(1) The pKa of the buffer should be near the desired midpoint pH of the solution. (2) The capacity of a buffer should fall within one to two pH units above or below the desired pH values. If the pH is expected to drop during the procedure, choose a buffer with a pKa slightly lower than the midpoint pH.
What is the maximum buffer capacity?
The maximum buffer capacity is probably best defined as the amount of acid or base that can be added to a system before the pH changes beyond that of what the system can tolerate. In some cases this may be 0.1 pH units. In other cases it may be a full pH unit.
What happens when the buffer capacity is exceeded?
Once the buffering capacity is exceeded the rate of pH change quickly jumps.

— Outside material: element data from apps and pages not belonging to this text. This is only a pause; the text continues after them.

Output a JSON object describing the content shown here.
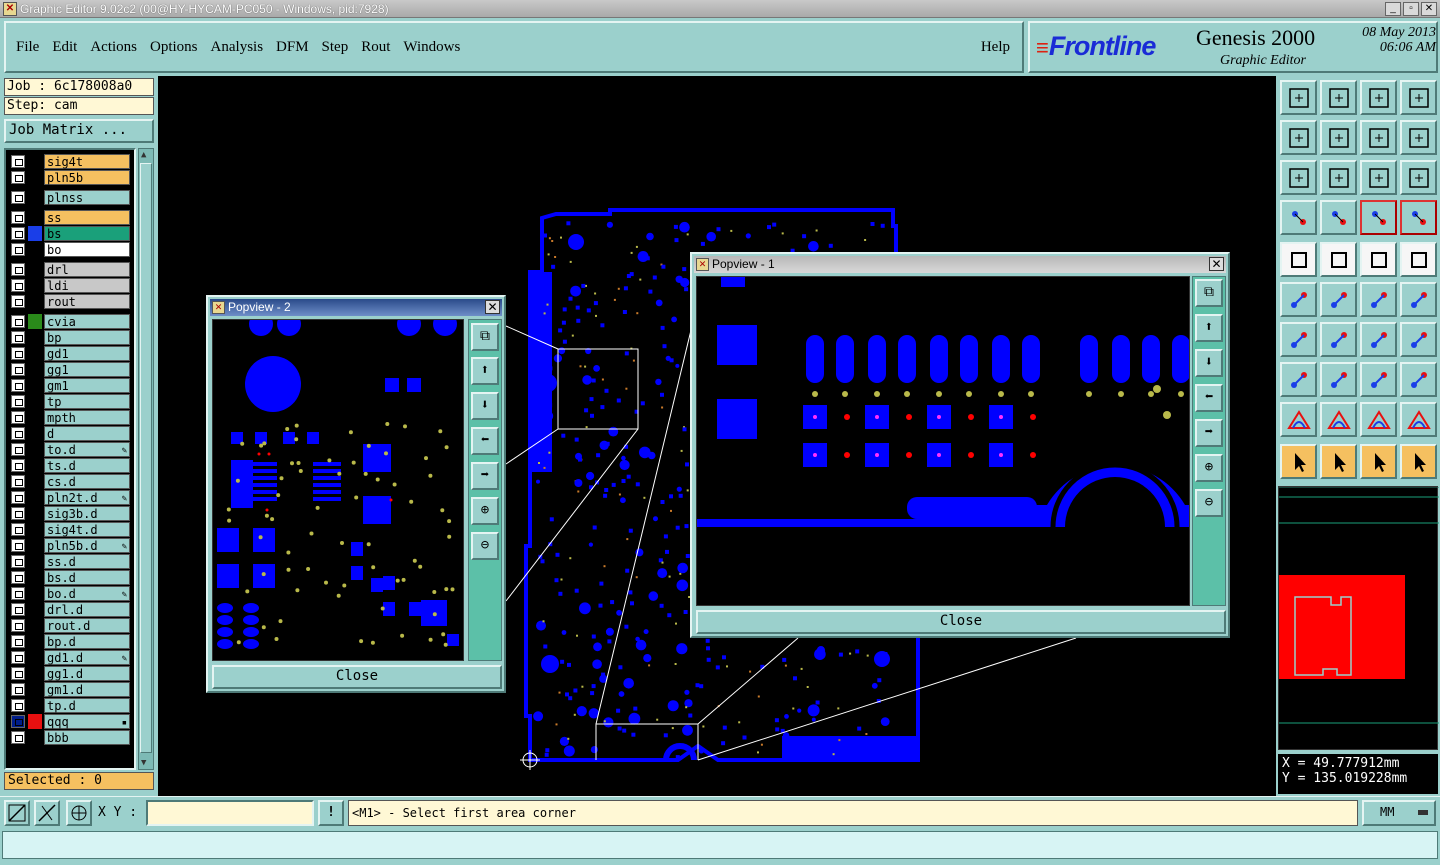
{
  "window": {
    "title": "Graphic Editor 9.02c2 (00@HY-HYCAM-PC050 - Windows, pid:7928)"
  },
  "menu": [
    "File",
    "Edit",
    "Actions",
    "Options",
    "Analysis",
    "DFM",
    "Step",
    "Rout",
    "Windows"
  ],
  "help_label": "Help",
  "brand": {
    "logo": "Frontline",
    "product": "Genesis 2000",
    "subtitle": "Graphic Editor",
    "date": "08 May 2013",
    "time": "06:06 AM"
  },
  "job": {
    "job_line": "Job : 6c178008a0",
    "step_line": "Step: cam",
    "job_matrix_label": "Job Matrix ..."
  },
  "layers": [
    {
      "name": "sig4t",
      "color": "#f5c060",
      "swatch": "#000000",
      "checked": false,
      "mark": ""
    },
    {
      "name": "pln5b",
      "color": "#f5c060",
      "swatch": "#000000",
      "checked": false,
      "mark": ""
    },
    {
      "name": "plnss",
      "color": "#9bd0cc",
      "swatch": "#000000",
      "checked": false,
      "mark": ""
    },
    {
      "name": "ss",
      "color": "#f5c060",
      "swatch": "#000000",
      "checked": false,
      "mark": ""
    },
    {
      "name": "bs",
      "color": "#1aa07a",
      "swatch": "#1a3ee8",
      "checked": false,
      "mark": ""
    },
    {
      "name": "bo",
      "color": "#ffffff",
      "swatch": "#000000",
      "checked": false,
      "mark": ""
    },
    {
      "name": "drl",
      "color": "#c8c8c8",
      "swatch": "#000000",
      "checked": false,
      "mark": ""
    },
    {
      "name": "ldi",
      "color": "#c8c8c8",
      "swatch": "#000000",
      "checked": false,
      "mark": ""
    },
    {
      "name": "rout",
      "color": "#c8c8c8",
      "swatch": "#000000",
      "checked": false,
      "mark": ""
    },
    {
      "name": "cvia",
      "color": "#9bd0cc",
      "swatch": "#2a8a1a",
      "checked": false,
      "mark": ""
    },
    {
      "name": "bp",
      "color": "#9bd0cc",
      "swatch": "#000000",
      "checked": false,
      "mark": ""
    },
    {
      "name": "gd1",
      "color": "#9bd0cc",
      "swatch": "#000000",
      "checked": false,
      "mark": ""
    },
    {
      "name": "gg1",
      "color": "#9bd0cc",
      "swatch": "#000000",
      "checked": false,
      "mark": ""
    },
    {
      "name": "gm1",
      "color": "#9bd0cc",
      "swatch": "#000000",
      "checked": false,
      "mark": ""
    },
    {
      "name": "tp",
      "color": "#9bd0cc",
      "swatch": "#000000",
      "checked": false,
      "mark": ""
    },
    {
      "name": "mpth",
      "color": "#9bd0cc",
      "swatch": "#000000",
      "checked": false,
      "mark": ""
    },
    {
      "name": "d",
      "color": "#9bd0cc",
      "swatch": "#000000",
      "checked": false,
      "mark": ""
    },
    {
      "name": "to.d",
      "color": "#9bd0cc",
      "swatch": "#000000",
      "checked": false,
      "mark": "✎"
    },
    {
      "name": "ts.d",
      "color": "#9bd0cc",
      "swatch": "#000000",
      "checked": false,
      "mark": ""
    },
    {
      "name": "cs.d",
      "color": "#9bd0cc",
      "swatch": "#000000",
      "checked": false,
      "mark": ""
    },
    {
      "name": "pln2t.d",
      "color": "#9bd0cc",
      "swatch": "#000000",
      "checked": false,
      "mark": "✎"
    },
    {
      "name": "sig3b.d",
      "color": "#9bd0cc",
      "swatch": "#000000",
      "checked": false,
      "mark": ""
    },
    {
      "name": "sig4t.d",
      "color": "#9bd0cc",
      "swatch": "#000000",
      "checked": false,
      "mark": ""
    },
    {
      "name": "pln5b.d",
      "color": "#9bd0cc",
      "swatch": "#000000",
      "checked": false,
      "mark": "✎"
    },
    {
      "name": "ss.d",
      "color": "#9bd0cc",
      "swatch": "#000000",
      "checked": false,
      "mark": ""
    },
    {
      "name": "bs.d",
      "color": "#9bd0cc",
      "swatch": "#000000",
      "checked": false,
      "mark": ""
    },
    {
      "name": "bo.d",
      "color": "#9bd0cc",
      "swatch": "#000000",
      "checked": false,
      "mark": "✎"
    },
    {
      "name": "drl.d",
      "color": "#9bd0cc",
      "swatch": "#000000",
      "checked": false,
      "mark": ""
    },
    {
      "name": "rout.d",
      "color": "#9bd0cc",
      "swatch": "#000000",
      "checked": false,
      "mark": ""
    },
    {
      "name": "bp.d",
      "color": "#9bd0cc",
      "swatch": "#000000",
      "checked": false,
      "mark": ""
    },
    {
      "name": "gd1.d",
      "color": "#9bd0cc",
      "swatch": "#000000",
      "checked": false,
      "mark": "✎"
    },
    {
      "name": "gg1.d",
      "color": "#9bd0cc",
      "swatch": "#000000",
      "checked": false,
      "mark": ""
    },
    {
      "name": "gm1.d",
      "color": "#9bd0cc",
      "swatch": "#000000",
      "checked": false,
      "mark": ""
    },
    {
      "name": "tp.d",
      "color": "#9bd0cc",
      "swatch": "#000000",
      "checked": false,
      "mark": ""
    },
    {
      "name": "qqq",
      "color": "#9bd0cc",
      "swatch": "#e81010",
      "checked": true,
      "mark": "▪"
    },
    {
      "name": "bbb",
      "color": "#9bd0cc",
      "swatch": "#000000",
      "checked": false,
      "mark": ""
    }
  ],
  "selected_text": "Selected : 0",
  "popview2": {
    "title": "Popview - 2",
    "close_label": "Close"
  },
  "popview1": {
    "title": "Popview - 1",
    "close_label": "Close"
  },
  "coords": {
    "x": "X = 49.777912mm",
    "y": "Y = 135.019228mm"
  },
  "bottom": {
    "xy_label": "X Y :",
    "prompt": "<M1> - Select first area corner",
    "units": "MM"
  },
  "colors": {
    "board": "#0000ff",
    "pads_yellow": "#b9b94a",
    "accent_red": "#ff0000",
    "panel": "#9bd0cc"
  }
}
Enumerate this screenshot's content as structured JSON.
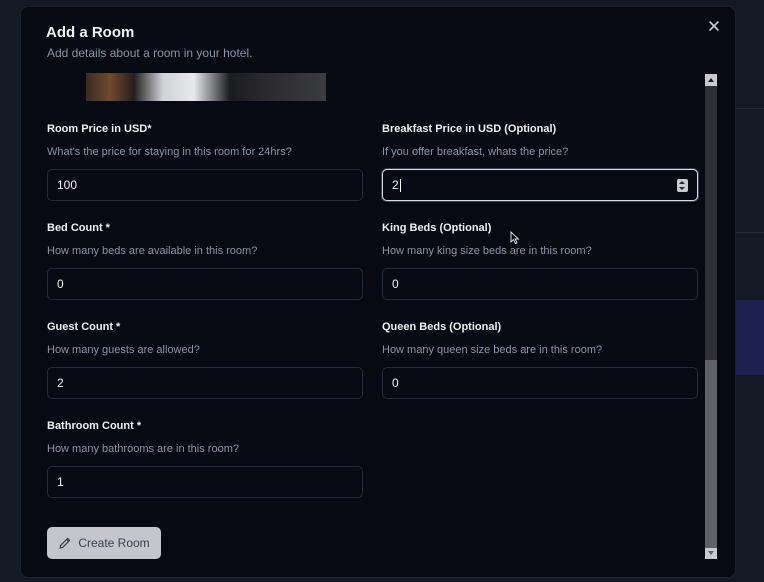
{
  "dialog": {
    "title": "Add a Room",
    "description": "Add details about a room in your hotel.",
    "close_icon": "close-icon"
  },
  "fields": {
    "room_price": {
      "label": "Room Price in USD*",
      "help": "What's the price for staying in this room for 24hrs?",
      "value": "100"
    },
    "breakfast_price": {
      "label": "Breakfast Price in USD (Optional)",
      "help": "If you offer breakfast, whats the price?",
      "value": "2"
    },
    "bed_count": {
      "label": "Bed Count *",
      "help": "How many beds are available in this room?",
      "value": "0"
    },
    "king_beds": {
      "label": "King Beds (Optional)",
      "help": "How many king size beds are in this room?",
      "value": "0"
    },
    "guest_count": {
      "label": "Guest Count *",
      "help": "How many guests are allowed?",
      "value": "2"
    },
    "queen_beds": {
      "label": "Queen Beds (Optional)",
      "help": "How many queen size beds are in this room?",
      "value": "0"
    },
    "bathroom_count": {
      "label": "Bathroom Count *",
      "help": "How many bathrooms are in this room?",
      "value": "1"
    }
  },
  "actions": {
    "create_label": "Create Room",
    "create_icon": "pencil-icon"
  },
  "colors": {
    "dialog_bg": "#070a12",
    "button_bg": "#c4c6cb",
    "input_border": "#242b3a",
    "focus_border": "#d7dbe3"
  }
}
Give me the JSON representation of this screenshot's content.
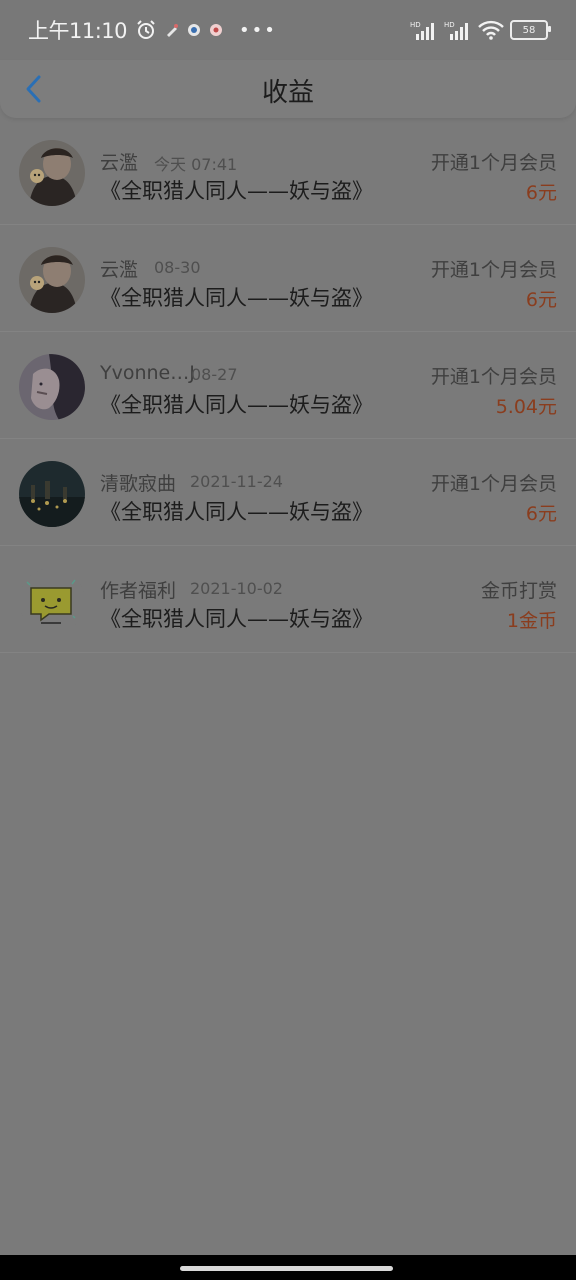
{
  "status_bar": {
    "time": "上午11:10",
    "battery": "58",
    "more": "•••"
  },
  "header": {
    "title": "收益"
  },
  "items": [
    {
      "name": "云濫",
      "date": "今天 07:41",
      "book": "《全职猎人同人——妖与盗》",
      "type": "开通1个月会员",
      "amount": "6元"
    },
    {
      "name": "云濫",
      "date": "08-30",
      "book": "《全职猎人同人——妖与盗》",
      "type": "开通1个月会员",
      "amount": "6元"
    },
    {
      "name": "Yvonne…J",
      "date": "08-27",
      "book": "《全职猎人同人——妖与盗》",
      "type": "开通1个月会员",
      "amount": "5.04元"
    },
    {
      "name": "清歌寂曲",
      "date": "2021-11-24",
      "book": "《全职猎人同人——妖与盗》",
      "type": "开通1个月会员",
      "amount": "6元"
    },
    {
      "name": "作者福利",
      "date": "2021-10-02",
      "book": "《全职猎人同人——妖与盗》",
      "type": "金币打赏",
      "amount": "1金币"
    }
  ]
}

This occurs because the conjugate acid or base has been depleted through neutralization. This principle implies that a larger amount of conjugate acid or base will have a greater buffering capacity.
What is the most important extracellular buffer system?
Bicarbonate buffer is the most important buffer system in blood plasma (generally in the extracellular fluid). This buffer consists of weak acid H2CO3 (pK1 = 6,1) and conjugated base HCO3– (bicarbonate). … In normal plasma pH is HCO3–/CO2 ratio 20 / 1.
Why is buffering capacity important?
Buffer capacity is a quantitative measure of resistance to pH change upon the addition of H+ or OH- ions. It is important for river water to maintain a stable pH such that the local ecosystems are preserved in order to keep Columbus flourishing.
Does a buffer always hold the pH at 7?
1 Answer. Truong-Son N. Sometimes, but usually no. It just keeps the pH from changing much, and is centered around the pKa of the acid used to make the buffer.
How do you determine the best buffer?
Most buffers work best at a pH within 1 unit of their pKa at 20°C. If you think your experiment will lower the environmental pH, then select a buffer with a pKa that’s just a little lower than your working pH. Likewise, select a buffer with a pKa slightly higher if you expect your experiment to raise your working pH.
Does temperature affect buffer capacity?
If K is small, the buffering effect is small because there’s not much HA in solution. If the value of K increases with temperature, then buffering is stronger at higher temperatures. If K decreases, then the buffering is weaker when its warmer.
What is the most effective buffer against acids?
Buffers are generally good over the range pH = pKa ± 1. The ammonia buffer would be effective between pH = 8.24 – 10.24. The acetate buffer would be effective of the pH range from about 3.74 to 5.74. Outside of these ranges, the solution can no longer resist changes in pH by added strong acids or bases.
What is the buffer range?
The buffer range is the pH range where a buffer effectively neutralizes added acids and bases, while maintaining a relatively constant pH.